Apple has come under fire from Spotify and Epic Games over plans to reduce the fee paid by smaller developers who make money on the App Store.
Both firms have been critical of the 30% commission Apple takes for selling digital goods and services via the platform.
On Wednesday, the tech giant announced that it will halve the charge to 15% for any developer which earns less than one million dollars per year in sales generated through the store.
But the boss of Epic Games – the maker of Fortnite – called the decision a ‘calculated move” to “divide app creators and preserve their monopoly on stores and payments”.
Spotify, which has long complained the fee is unfair as Apple has its own music streaming app, said the change ‘further demonstrates that their App Store policies are arbitrary and capricious’.
Apple is already being investigated by the EU Commission over such anti-trust allegations, looking into whether both the App Store and Apple Pay stifle competition.
‘This would be something to celebrate were it not a calculated move by Apple to divide app creators and preserve their monopoly on stores and payments, again breaking the promise of treating all developers equally,’ said Tim Sweeney, chief executive of Epic Games.
‘By giving special 15% terms to select robber barons like Amazon, and now also to small indies, Apple is hoping to remove enough critics that they can get away with their blockade on competition and 30% tax on most in-app purchases.
‘But consumers will still pay inflated prices marked up by the Apple tax.
‘iOS and Android need to be fully open to competition in stores and payments, with a genuinely level playing field among platform companies, app creators, and service providers.
‘That, and not gerrymandering the community with a patchwork of special deals, is the only path to a fair app marketplace.’
A spokesperson for Spotify said: ‘Apple’s anti-competitive behaviour threatens all developers on iOS, and this latest move further demonstrates that their App Store policies are arbitrary and capricious.
‘While we find their fees to be excessive and discriminatory, Apple’s tying of its own payment system to the App Store and the communications restrictions it uses to punish developers who choose not to use it, put apps like Spotify at a significant disadvantage to their own competing service.

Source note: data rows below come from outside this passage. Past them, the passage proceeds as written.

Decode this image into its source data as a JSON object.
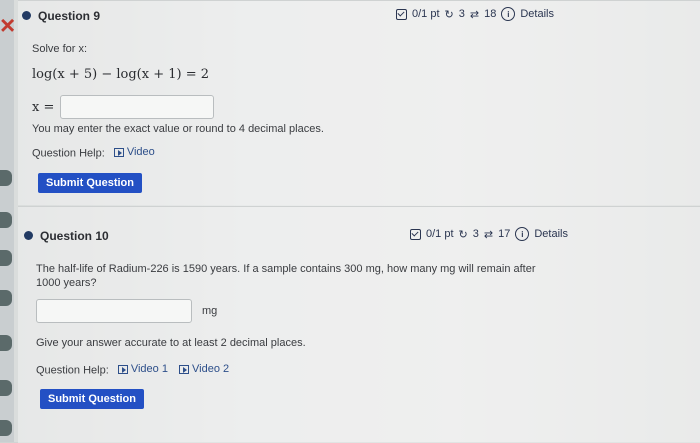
{
  "q1": {
    "title": "Question 9",
    "score": "0/1 pt",
    "retries": "3",
    "attempts": "18",
    "details": "Details",
    "prompt": "Solve for x:",
    "equation": "log(x + 5) − log(x + 1) = 2",
    "var_label": "x =",
    "hint": "You may enter the exact value or round to 4 decimal places.",
    "help_label": "Question Help:",
    "help_links": [
      "Video"
    ],
    "submit": "Submit Question"
  },
  "q2": {
    "title": "Question 10",
    "score": "0/1 pt",
    "retries": "3",
    "attempts": "17",
    "details": "Details",
    "prompt_line1": "The half-life of Radium-226 is 1590 years. If a sample contains 300 mg, how many mg will remain after",
    "prompt_line2": "1000 years?",
    "unit": "mg",
    "hint": "Give your answer accurate to at least 2 decimal places.",
    "help_label": "Question Help:",
    "help_links": [
      "Video 1",
      "Video 2"
    ],
    "submit": "Submit Question"
  },
  "colors": {
    "accent": "#2350c4",
    "close": "#c23b2f",
    "bullet": "#223a63"
  },
  "icons": [
    "close-icon",
    "checkbox-icon",
    "retry-icon",
    "attempts-icon",
    "info-icon",
    "video-play-icon"
  ]
}
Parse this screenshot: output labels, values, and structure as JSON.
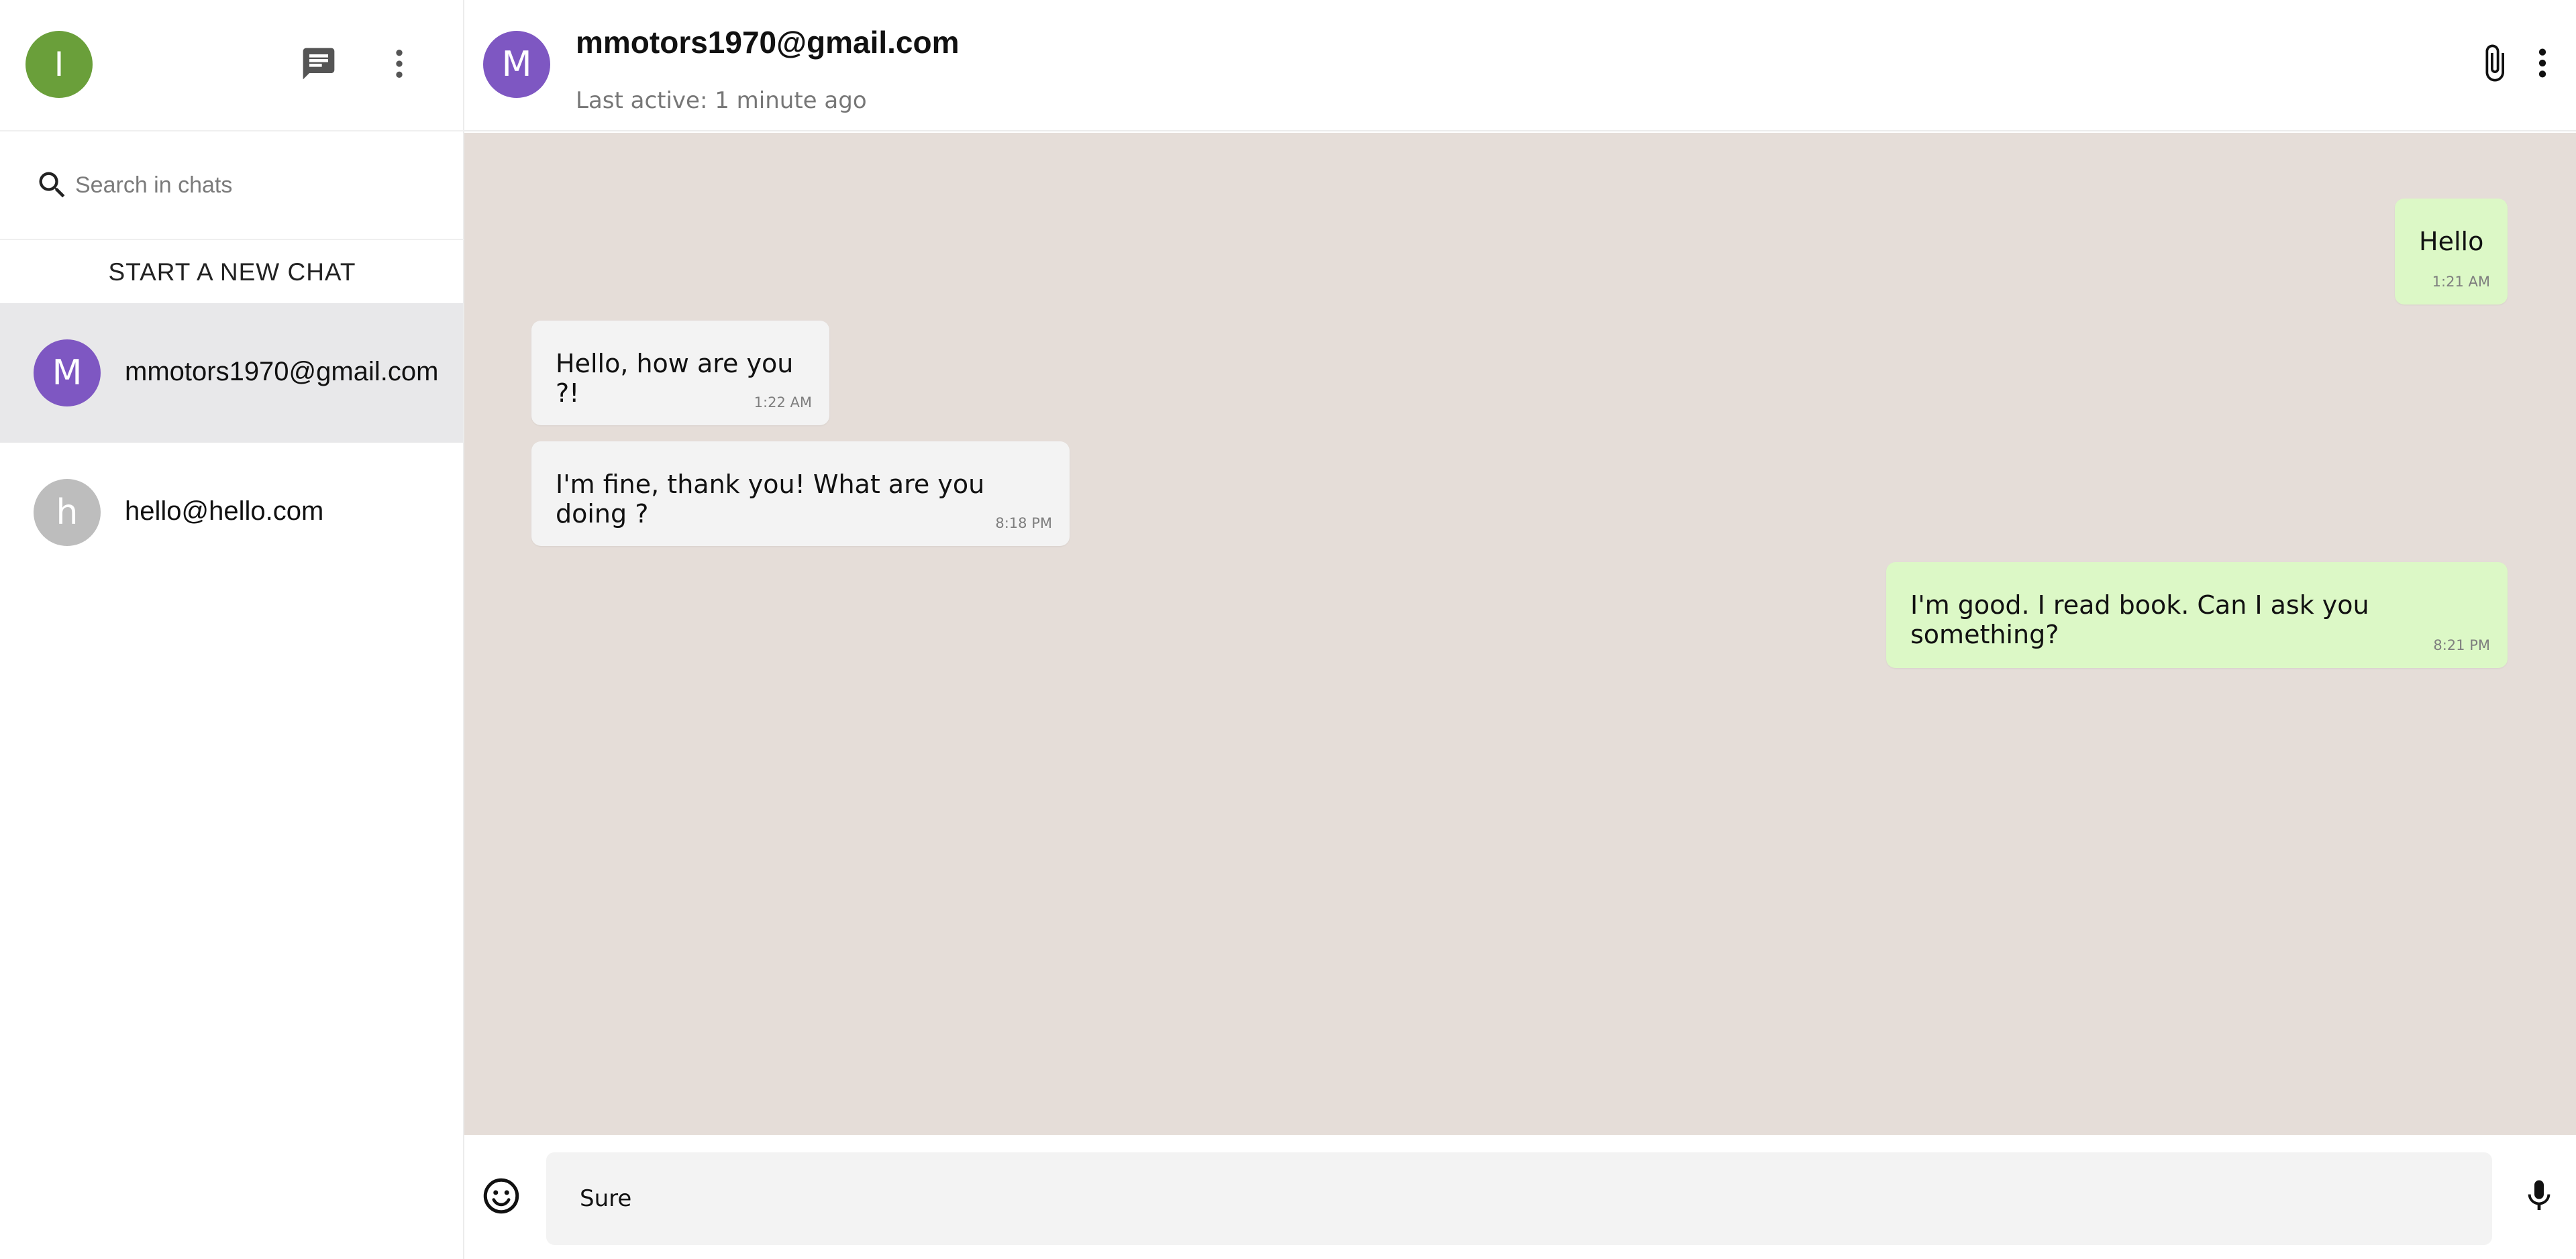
{
  "sidebar": {
    "user_avatar_letter": "I",
    "icons": {
      "chat": "chat-icon",
      "menu": "more-vert-icon",
      "search": "search-icon"
    },
    "search_placeholder": "Search in chats",
    "new_chat_label": "START A NEW CHAT",
    "chats": [
      {
        "avatar_letter": "M",
        "name": "mmotors1970@gmail.com",
        "active": true,
        "avatar_color": "#7e57c2"
      },
      {
        "avatar_letter": "h",
        "name": "hello@hello.com",
        "active": false,
        "avatar_color": "#bdbdbd"
      }
    ]
  },
  "header": {
    "avatar_letter": "M",
    "contact_name": "mmotors1970@gmail.com",
    "last_active": "Last active: 1 minute ago",
    "icons": {
      "attach": "paperclip-icon",
      "menu": "more-vert-icon"
    }
  },
  "messages": [
    {
      "direction": "out",
      "text": "Hello",
      "time": "1:21 AM"
    },
    {
      "direction": "in",
      "text": "Hello, how are you ?!",
      "time": "1:22 AM"
    },
    {
      "direction": "in",
      "text": "I'm fine, thank you! What are you doing ?",
      "time": "8:18 PM"
    },
    {
      "direction": "out",
      "text": "I'm good. I read book. Can I ask you something?",
      "time": "8:21 PM"
    }
  ],
  "composer": {
    "value": "Sure",
    "icons": {
      "emoji": "emoji-icon",
      "mic": "microphone-icon"
    }
  },
  "colors": {
    "user_avatar": "#6a9f3a",
    "contact_avatar": "#7e57c2",
    "chat_background": "#e5ddd8",
    "incoming_bubble": "#f3f3f3",
    "outgoing_bubble": "#dcf8c6",
    "active_chat": "#e8e8ea"
  }
}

‘Ensuring that the market remains competitive is a critical task.
‘We hope that regulators will ignore Apple’s ‘window dressing’ and act with urgency to protect consumer choice, ensure fair competition, and create a level playing field for all.’